"Vulnerable regions are the places where the climate rubber meets the road. We developed narratives of severe risks for Sub-Saharan Africa, South Asia and South East Asia which will have to be taken into account for further planning in these regions. It becomes ever more evident that climate policy and development policy are no contradiction but go hand in hand."
Weblink to the report: http://www-wds.worldbank.org/external/default/ WDSContentServer/WDSP/IB/2013/06/14/000445729_20130614145941/Rendered /PDF/784240WP0Full00D0CONF0to0June19090L.pdf
Weblink to World Bank information: http://www.worldbank.org/en/news/press-release/2013/06/19/warmer-world- will-keep-millions-of-people-trapped-in-poverty-says-new-report
Infographic: http://www.worldbank.org/en/news/feature/2013/06/19/ Infographic-Climate-Change-in-Sub-Saharan-Africa-South-Asia-South-East-Asia
Petersberg Climate Dialogue: if you want an evidence-based strategy - don´t ignore the evidence
06/05/2013 - The 4th Petersberg Climate Dialogue will begin in Berlin tomorrow. In keeping with the motto "Shaping the future", questions of international climate policy will be discussed in preparation of the next climate conference.
On this occasion, Hans Joachim Schellnhuber, director of the Potsdam Institute for Climate Impact Research, who will give the Dinner Speech on Monday night:
The Petersberg Climate Dialogue is the attempt to advocate evidence-based decision-making. It is good that the voice of science will be heard, because if you want an evidence-based strategy - don´t ignore the evidence!
The science is complex, but not controversial. In particular we know that more (solar) energy goes into the climate system than is radiated back into space by our planet. The reason for this are the greenhouse gases accumulated in the atmosphere by human activities. This insight will not change with more research.
The evidence is not complete, but compelling. We know that the negative impacts of rapid global warming by several degrees will outweigh the positive ones, and that the risks will increase nonlinearly with global mean temperature. Therefore, all cost-benefit analyses and the precautionary principle justify the political 2° target. Future research might even suggest to tighten that target rather than to relax it.
EU Emissions Trading Scheme: Long-term mitigation goals are important, not short-term interventions
16/04/2013 - Today the European Parliament discussed the Emissions Trading Scheme (ETS) and rejected a proposal from the European Commission to delay auctioning of carbon allowances ("backloading").
On this issue, Ottmar Edenhofer, Vice Director and Chief Economist of the Potsdam Institute for Climate Impact Research:

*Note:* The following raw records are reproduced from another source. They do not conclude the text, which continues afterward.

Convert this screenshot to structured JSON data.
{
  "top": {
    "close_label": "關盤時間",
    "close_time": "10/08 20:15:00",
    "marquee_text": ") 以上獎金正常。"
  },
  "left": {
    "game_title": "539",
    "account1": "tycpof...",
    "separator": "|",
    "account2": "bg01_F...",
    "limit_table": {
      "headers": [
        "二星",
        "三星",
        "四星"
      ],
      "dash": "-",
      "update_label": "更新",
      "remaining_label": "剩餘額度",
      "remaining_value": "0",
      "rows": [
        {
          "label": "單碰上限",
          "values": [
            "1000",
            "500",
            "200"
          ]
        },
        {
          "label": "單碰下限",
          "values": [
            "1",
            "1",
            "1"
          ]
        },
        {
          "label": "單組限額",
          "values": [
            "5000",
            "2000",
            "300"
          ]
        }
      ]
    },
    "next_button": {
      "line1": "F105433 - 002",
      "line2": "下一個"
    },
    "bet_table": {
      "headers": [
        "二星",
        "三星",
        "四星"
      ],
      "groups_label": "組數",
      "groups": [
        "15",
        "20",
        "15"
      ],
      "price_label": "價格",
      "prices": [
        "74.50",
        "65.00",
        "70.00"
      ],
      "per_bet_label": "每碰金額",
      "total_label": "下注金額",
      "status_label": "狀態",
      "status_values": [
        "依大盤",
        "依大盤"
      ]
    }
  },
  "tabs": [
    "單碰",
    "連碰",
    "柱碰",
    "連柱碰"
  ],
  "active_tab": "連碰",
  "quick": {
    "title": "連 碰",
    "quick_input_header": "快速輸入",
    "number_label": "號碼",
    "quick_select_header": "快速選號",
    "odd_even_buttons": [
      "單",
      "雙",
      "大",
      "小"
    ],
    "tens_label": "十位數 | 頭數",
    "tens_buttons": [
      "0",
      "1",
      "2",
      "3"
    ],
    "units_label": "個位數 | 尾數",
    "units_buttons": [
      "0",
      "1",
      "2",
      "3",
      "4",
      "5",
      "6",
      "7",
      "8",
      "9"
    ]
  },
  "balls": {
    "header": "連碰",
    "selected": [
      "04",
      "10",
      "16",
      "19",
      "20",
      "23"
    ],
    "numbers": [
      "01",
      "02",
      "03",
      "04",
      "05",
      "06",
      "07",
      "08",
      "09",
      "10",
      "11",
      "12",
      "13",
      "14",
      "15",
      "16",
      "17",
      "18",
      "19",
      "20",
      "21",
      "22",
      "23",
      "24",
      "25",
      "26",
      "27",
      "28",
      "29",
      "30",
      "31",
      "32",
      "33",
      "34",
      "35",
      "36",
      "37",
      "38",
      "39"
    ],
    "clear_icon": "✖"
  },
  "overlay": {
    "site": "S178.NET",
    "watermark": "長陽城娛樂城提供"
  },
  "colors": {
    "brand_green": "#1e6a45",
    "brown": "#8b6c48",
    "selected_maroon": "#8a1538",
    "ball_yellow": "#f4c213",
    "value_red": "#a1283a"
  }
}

"The fact that the backloading proposal was rejected today makes it all the more important to set credible targets for 2030. The current decline in prices might discourage investors in technologies that reduce emissions. Still, one should not intervene in the market on an ad hoc basis. It is more important to agree on an ambitious mitigation target for 2030, and to expedite the ETS reform including all sectors. If this goal is credibly announced, prices will rise and cause investors to invest in technologies that reduce emissions. There shouldn´t be interventions in the market at that point to lower prices - like there shouldn´t be interventions now. Long-term mitigation goals are important, not short-term interventions."